CAP sends a policy questionnaire to candidates for all state and local offices well before the primary election, and makes the resulting voters’ guide available online and through churches that support its work. I sent for and received a voters’ guide; though it is personalized for my congressional and legislative districts, the statewide candidates’ responses are good for everyone. In general, Republicans and Democrats are opposed on everything. A number of Democratic candidates refused to respond to CAP’s questionnaire.
When I moved to Tucson in 1996, my legislative district was by and large represented by Republicans who were fiscally conservative and moderate or liberal on social issues; the Democrats did not always run candidates against them. Then, in 2006, ultra-conservative candidates ran in the primary and defeated the incumbents, and Democrats won in the general election, since we were a moderate district.
This began to change as CAP and other evangelical conservative groups began working to get out the vote. Their website encourages activism, posting voting records, and tracking legislation through the legislative process for readers, encouraging ongoing contact with legislators as well as prayer as part of their political strategy.
So what does CAP support and oppose? In recent years they have supported legislation that would:
- allow businesses to refuse to serve the LGBTQ community under the umbrella of religious freedom
- greatly reduce property taxes for nonprofit groups on property they rent to religious groups
- make it illegal to give terminally ill patients the means to end their own lives
- increase the amount of money for scholarships for students to attend private schools or to be home-schooled
- impose restrictions on medication abortion, in the so-called Women’s Health Act, part of which has been under a court stay. The only connection I can find in it to women’s health is the likelihood of giving women headaches!
CAP has opposed:
- anti-bullying measures, apparently under the same logic as SB 1062, that not allowing some students to bully gay students is a violation of their religious freedom
- comprehensive sex education
- the Affordable Care Act in full, and the part that says employers must provide insurance that covers contraception without cost to the patient
- Planned Parenthood — of course!
And if that doesn’t scare you, Salon uncovered that CAP’s largest funding source, the National Christian Charitable Foundation, is linked to Hobby Lobby.

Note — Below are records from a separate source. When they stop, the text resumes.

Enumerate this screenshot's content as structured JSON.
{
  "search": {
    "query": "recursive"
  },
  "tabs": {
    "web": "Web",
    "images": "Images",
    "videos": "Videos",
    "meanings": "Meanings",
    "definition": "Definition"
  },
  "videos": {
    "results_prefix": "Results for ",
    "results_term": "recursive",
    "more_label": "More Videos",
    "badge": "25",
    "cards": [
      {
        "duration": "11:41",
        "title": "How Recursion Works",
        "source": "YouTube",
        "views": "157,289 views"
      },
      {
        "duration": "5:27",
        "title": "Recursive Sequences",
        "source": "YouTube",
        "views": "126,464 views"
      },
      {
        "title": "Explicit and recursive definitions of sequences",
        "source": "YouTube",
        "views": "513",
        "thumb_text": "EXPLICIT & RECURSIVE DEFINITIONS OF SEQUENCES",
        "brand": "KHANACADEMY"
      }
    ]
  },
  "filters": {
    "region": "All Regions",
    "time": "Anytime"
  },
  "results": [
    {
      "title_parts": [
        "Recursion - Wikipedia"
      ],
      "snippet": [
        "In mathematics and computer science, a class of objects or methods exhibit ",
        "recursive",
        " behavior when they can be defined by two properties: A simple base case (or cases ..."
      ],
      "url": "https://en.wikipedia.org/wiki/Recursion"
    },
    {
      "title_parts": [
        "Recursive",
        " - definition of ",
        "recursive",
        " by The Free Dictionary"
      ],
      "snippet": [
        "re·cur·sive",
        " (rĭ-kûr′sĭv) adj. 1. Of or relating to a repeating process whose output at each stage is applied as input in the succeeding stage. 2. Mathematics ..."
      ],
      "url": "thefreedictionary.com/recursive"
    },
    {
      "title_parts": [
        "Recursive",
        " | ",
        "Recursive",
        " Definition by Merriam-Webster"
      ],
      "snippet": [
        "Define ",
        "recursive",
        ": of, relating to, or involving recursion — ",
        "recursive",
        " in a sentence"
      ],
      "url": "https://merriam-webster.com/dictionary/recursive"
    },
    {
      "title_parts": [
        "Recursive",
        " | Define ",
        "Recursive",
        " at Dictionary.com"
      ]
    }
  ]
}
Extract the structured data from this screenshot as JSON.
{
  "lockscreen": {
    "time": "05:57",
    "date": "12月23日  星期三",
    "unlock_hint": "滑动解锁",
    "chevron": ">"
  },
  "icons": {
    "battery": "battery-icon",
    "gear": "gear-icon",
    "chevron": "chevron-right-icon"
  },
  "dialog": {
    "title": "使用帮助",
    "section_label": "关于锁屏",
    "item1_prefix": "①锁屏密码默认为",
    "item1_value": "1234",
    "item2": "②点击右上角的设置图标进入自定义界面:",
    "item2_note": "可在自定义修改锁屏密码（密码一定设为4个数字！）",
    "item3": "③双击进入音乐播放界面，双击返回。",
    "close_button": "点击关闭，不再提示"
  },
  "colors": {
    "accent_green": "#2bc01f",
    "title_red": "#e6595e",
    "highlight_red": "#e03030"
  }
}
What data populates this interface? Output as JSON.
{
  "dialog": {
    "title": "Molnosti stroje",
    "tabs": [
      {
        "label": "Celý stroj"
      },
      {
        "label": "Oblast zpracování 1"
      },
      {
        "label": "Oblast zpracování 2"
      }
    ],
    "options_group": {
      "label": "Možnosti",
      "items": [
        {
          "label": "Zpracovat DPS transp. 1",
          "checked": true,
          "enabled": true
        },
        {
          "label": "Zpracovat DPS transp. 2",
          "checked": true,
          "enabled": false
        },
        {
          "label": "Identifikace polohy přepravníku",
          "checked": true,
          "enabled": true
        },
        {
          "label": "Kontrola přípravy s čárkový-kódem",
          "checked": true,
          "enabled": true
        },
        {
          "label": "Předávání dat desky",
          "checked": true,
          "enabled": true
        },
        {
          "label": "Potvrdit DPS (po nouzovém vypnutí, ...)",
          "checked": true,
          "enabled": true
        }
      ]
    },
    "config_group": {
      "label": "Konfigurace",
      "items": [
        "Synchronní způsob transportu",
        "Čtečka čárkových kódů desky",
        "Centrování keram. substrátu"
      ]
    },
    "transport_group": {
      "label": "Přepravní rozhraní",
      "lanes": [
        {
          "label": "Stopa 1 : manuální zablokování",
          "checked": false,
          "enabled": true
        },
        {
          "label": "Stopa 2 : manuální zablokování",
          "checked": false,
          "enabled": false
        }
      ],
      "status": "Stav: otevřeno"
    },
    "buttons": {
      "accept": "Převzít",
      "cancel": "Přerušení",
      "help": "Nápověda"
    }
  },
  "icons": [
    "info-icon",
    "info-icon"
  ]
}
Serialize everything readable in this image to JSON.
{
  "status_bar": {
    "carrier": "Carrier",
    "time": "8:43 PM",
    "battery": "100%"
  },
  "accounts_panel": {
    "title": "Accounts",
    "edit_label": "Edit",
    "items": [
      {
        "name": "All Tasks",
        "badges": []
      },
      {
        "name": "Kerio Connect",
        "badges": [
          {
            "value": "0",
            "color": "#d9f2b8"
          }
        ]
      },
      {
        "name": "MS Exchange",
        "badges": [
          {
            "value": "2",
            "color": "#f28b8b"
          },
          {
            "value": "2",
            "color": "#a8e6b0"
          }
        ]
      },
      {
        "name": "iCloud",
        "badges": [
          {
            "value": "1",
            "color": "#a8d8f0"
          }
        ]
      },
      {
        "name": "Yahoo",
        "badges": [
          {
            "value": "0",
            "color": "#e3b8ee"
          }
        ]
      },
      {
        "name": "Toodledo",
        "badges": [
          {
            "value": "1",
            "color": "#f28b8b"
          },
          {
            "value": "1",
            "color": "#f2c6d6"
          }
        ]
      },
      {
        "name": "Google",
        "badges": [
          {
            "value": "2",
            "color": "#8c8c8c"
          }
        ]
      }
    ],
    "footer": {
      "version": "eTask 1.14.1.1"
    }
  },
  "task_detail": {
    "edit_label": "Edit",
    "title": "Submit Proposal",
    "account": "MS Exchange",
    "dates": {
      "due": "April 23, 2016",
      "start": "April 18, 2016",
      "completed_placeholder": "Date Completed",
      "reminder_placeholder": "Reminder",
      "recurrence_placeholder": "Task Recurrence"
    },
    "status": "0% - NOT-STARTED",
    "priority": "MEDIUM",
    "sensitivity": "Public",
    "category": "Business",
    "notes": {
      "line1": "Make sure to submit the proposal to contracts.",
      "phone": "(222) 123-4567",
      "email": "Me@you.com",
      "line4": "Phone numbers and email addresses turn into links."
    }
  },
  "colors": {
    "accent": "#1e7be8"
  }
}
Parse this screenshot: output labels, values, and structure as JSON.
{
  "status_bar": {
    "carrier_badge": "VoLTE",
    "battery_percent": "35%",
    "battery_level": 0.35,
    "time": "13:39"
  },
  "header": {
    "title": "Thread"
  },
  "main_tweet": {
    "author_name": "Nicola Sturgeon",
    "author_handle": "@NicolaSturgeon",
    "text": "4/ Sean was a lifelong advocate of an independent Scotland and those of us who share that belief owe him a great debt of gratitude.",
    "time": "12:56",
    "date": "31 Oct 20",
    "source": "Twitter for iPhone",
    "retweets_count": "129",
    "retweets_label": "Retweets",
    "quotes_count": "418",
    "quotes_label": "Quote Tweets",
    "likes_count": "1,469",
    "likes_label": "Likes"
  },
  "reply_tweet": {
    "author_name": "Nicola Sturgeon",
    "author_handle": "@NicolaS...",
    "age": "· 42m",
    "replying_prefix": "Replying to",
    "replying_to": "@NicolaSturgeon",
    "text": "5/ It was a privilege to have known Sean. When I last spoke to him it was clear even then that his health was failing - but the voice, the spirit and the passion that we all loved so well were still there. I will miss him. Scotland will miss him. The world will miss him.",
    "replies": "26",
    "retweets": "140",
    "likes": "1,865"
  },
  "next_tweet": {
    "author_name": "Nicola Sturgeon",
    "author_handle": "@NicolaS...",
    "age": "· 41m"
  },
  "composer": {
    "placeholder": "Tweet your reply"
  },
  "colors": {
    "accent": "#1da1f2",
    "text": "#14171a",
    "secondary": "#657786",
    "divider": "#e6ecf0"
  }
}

That same year , the NCF contributed $236,250 of the Center for Arizona Policy’s $1,662,355 in grant revenue.
Overall, from 2002 to 2011 the NCF contributed $1,481,343 to the Center for Arizona Policy …
And who is funding NCF?
However, a 2009 NCF tax filing, reported here for the first time, offers insights into the deep pockets backing National Christian Charitable Foundation.
The form, viewable here, shows a total of nearly $65 million in contributions coming from a combination of Jon Cargill, who is the CFO of Hobby Lobby, and “Craft Etc.,” an apparent misspelling of Crafts Etc., a Hobby Lobby affiliate company. The document shows that Hobby Lobby‑related contributions were the single largest source of tax-deductible donations to National Christian Charitable’s approximately $383.785 million in 2009 grant revenue.
Is your spine tingling yet?
CAP is a force to be reckoned with in Arizona politics. They have proven effective in getting our legislature filled with people who support their extremist agenda and are pleased to work with them. They effectively promote political activism among their base.
They are also part of a national movement that aims to turn back the clock on all the gains made during the last half of the 20th century for equality and civil rights.
Which makes it all the more important that we keep up with their efforts and work hard to surpass them and get our people elected. To do that, we need to be registered to vote and get out the vote on Election Day.